__TASK BRIEF__. Using the data below, work out how many lines contain "JSON", and report only that number.
===== STORED DATA =====
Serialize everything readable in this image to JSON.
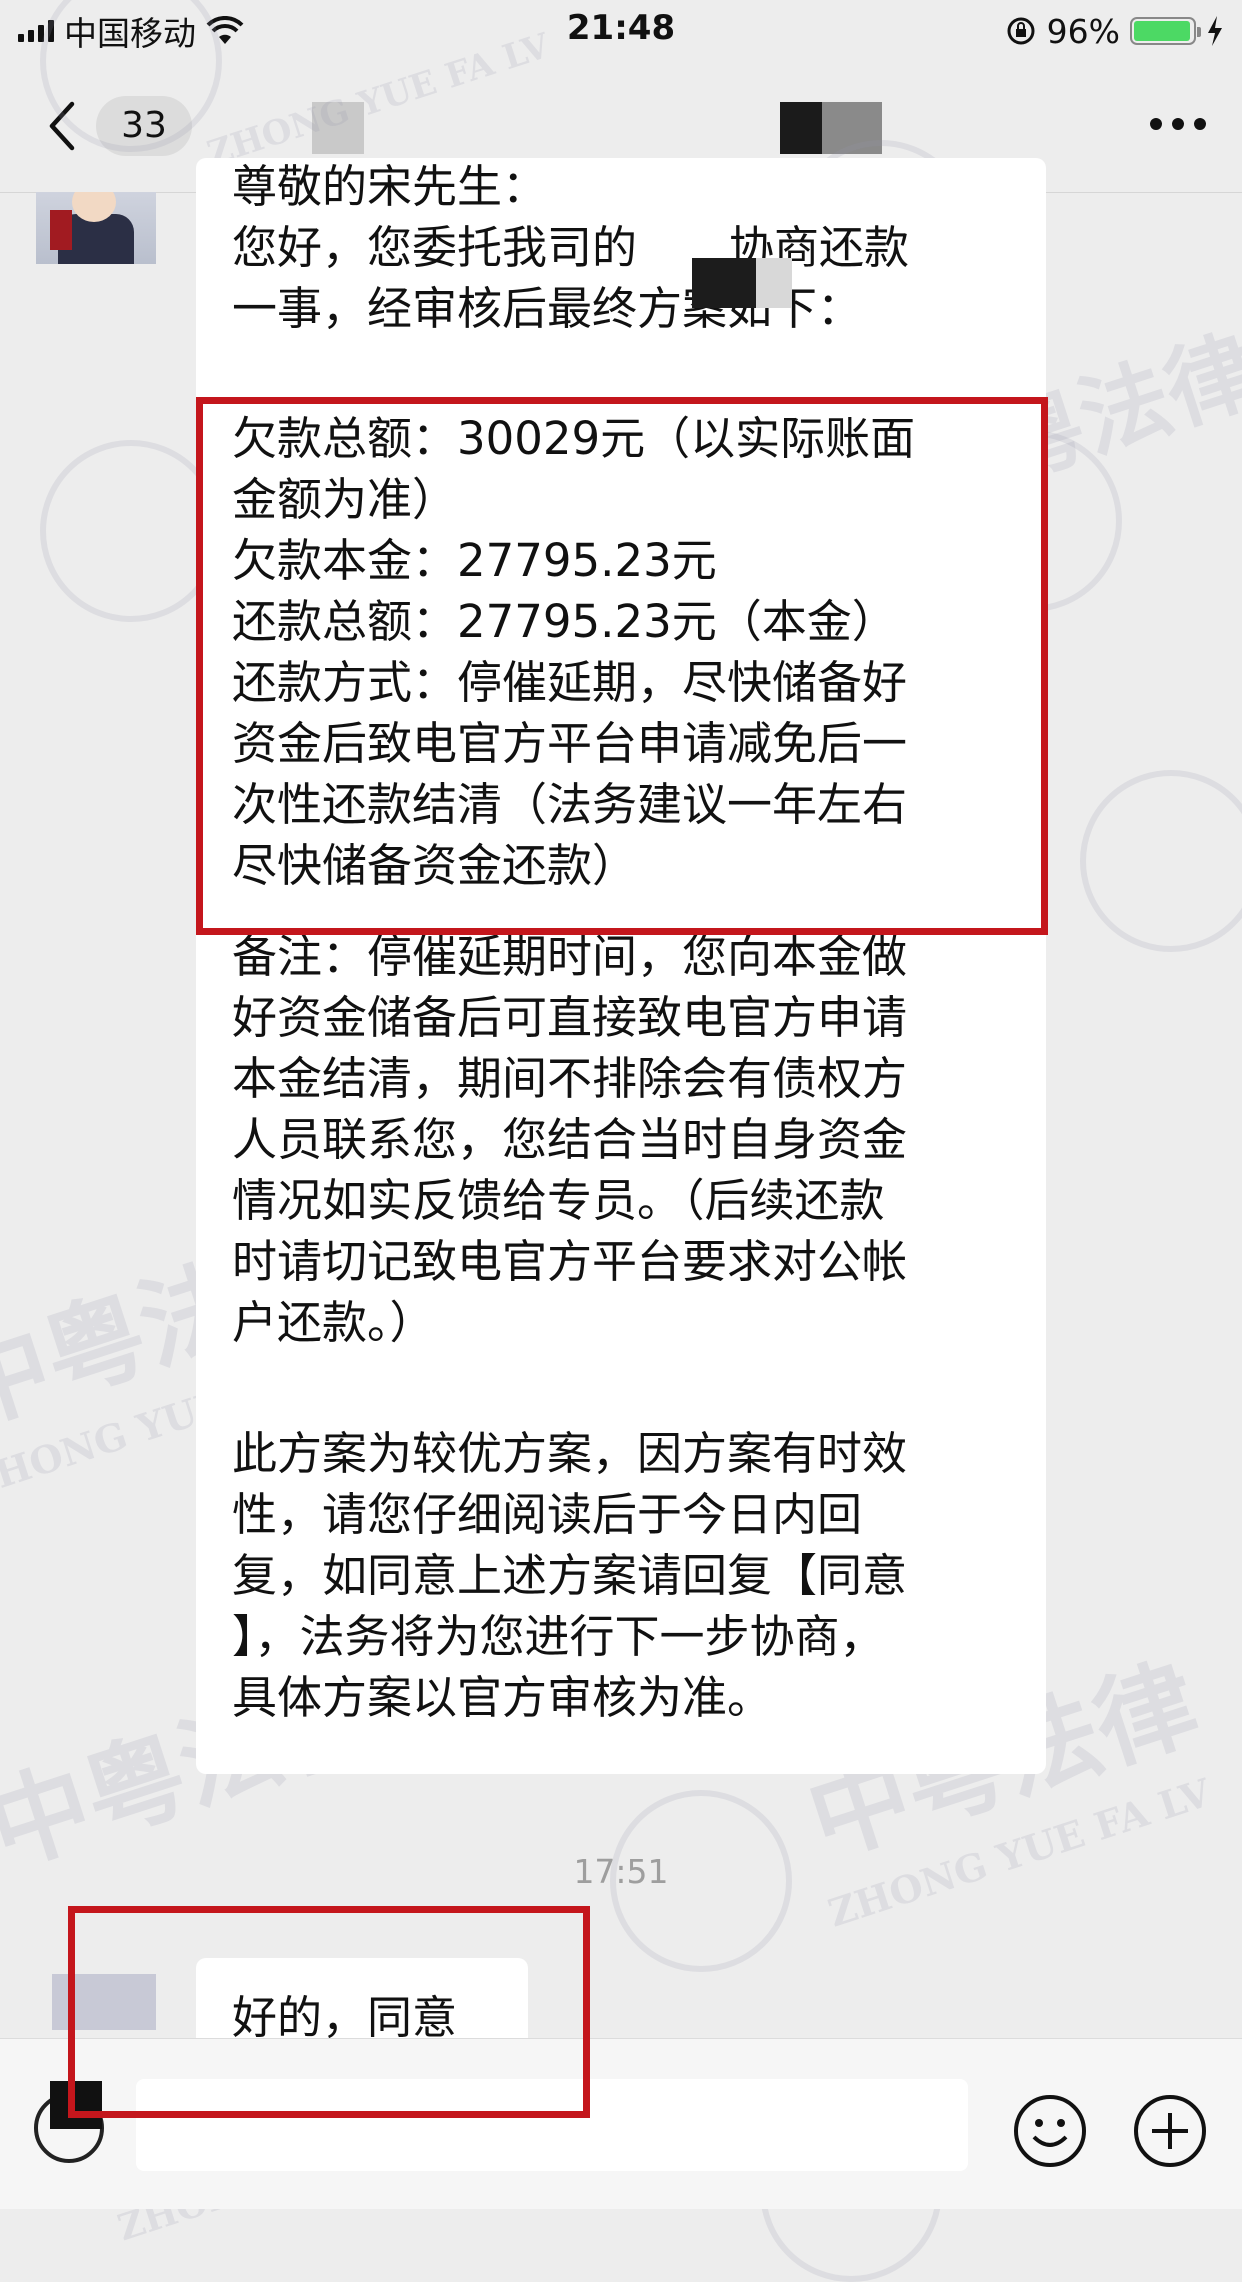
{
  "status_bar": {
    "carrier": "中国移动",
    "time": "21:48",
    "battery": "96%",
    "battery_level": 0.96
  },
  "nav": {
    "unread_count": "33"
  },
  "messages": {
    "lines_1": [
      "尊敬的宋先生：",
      "您好，您委托我司的",
      "一事，经审核后最终方案如下："
    ],
    "line_1b_suffix": "协商还款",
    "lines_2": [
      "欠款总额：30029元（以实际账面",
      "金额为准）",
      "欠款本金：27795.23元",
      "还款总额：27795.23元（本金）",
      "还款方式：停催延期，尽快储备好",
      "资金后致电官方平台申请减免后一",
      "次性还款结清（法务建议一年左右",
      "尽快储备资金还款）"
    ],
    "lines_3": [
      "备注：停催延期时间，您向本金做",
      "好资金储备后可直接致电官方申请",
      "本金结清，期间不排除会有债权方",
      "人员联系您，您结合当时自身资金",
      "情况如实反馈给专员。（后续还款",
      "时请切记致电官方平台要求对公帐",
      "户还款。）"
    ],
    "lines_4": [
      "此方案为较优方案，因方案有时效",
      "性，请您仔细阅读后于今日内回",
      "复，如同意上述方案请回复【同意",
      "】，法务将为您进行下一步协商，",
      "具体方案以官方审核为准。"
    ],
    "timestamp": "17:51",
    "reply": "好的，同意"
  },
  "watermark": {
    "cn": "中粤法律",
    "en": "ZHONG YUE FA LV"
  },
  "colors": {
    "highlight_red": "#c4161c",
    "background": "#ededed",
    "bubble": "#ffffff"
  }
}
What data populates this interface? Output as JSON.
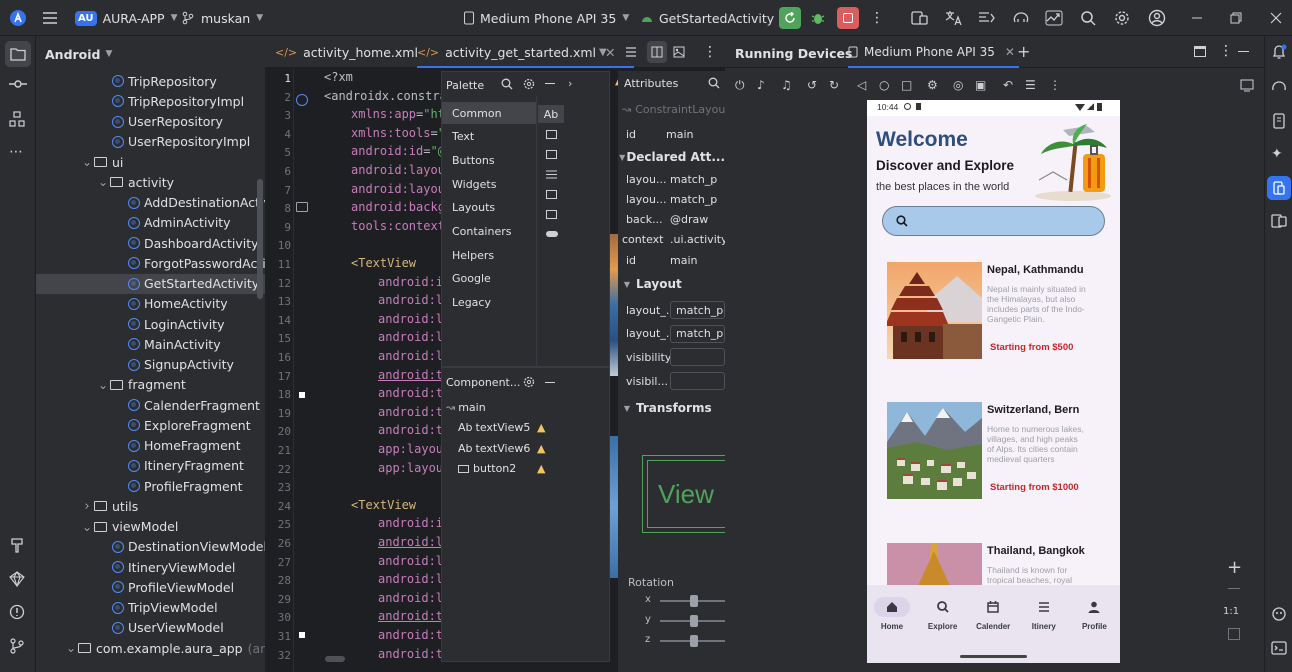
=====
__WORKED SOLUTION__. 2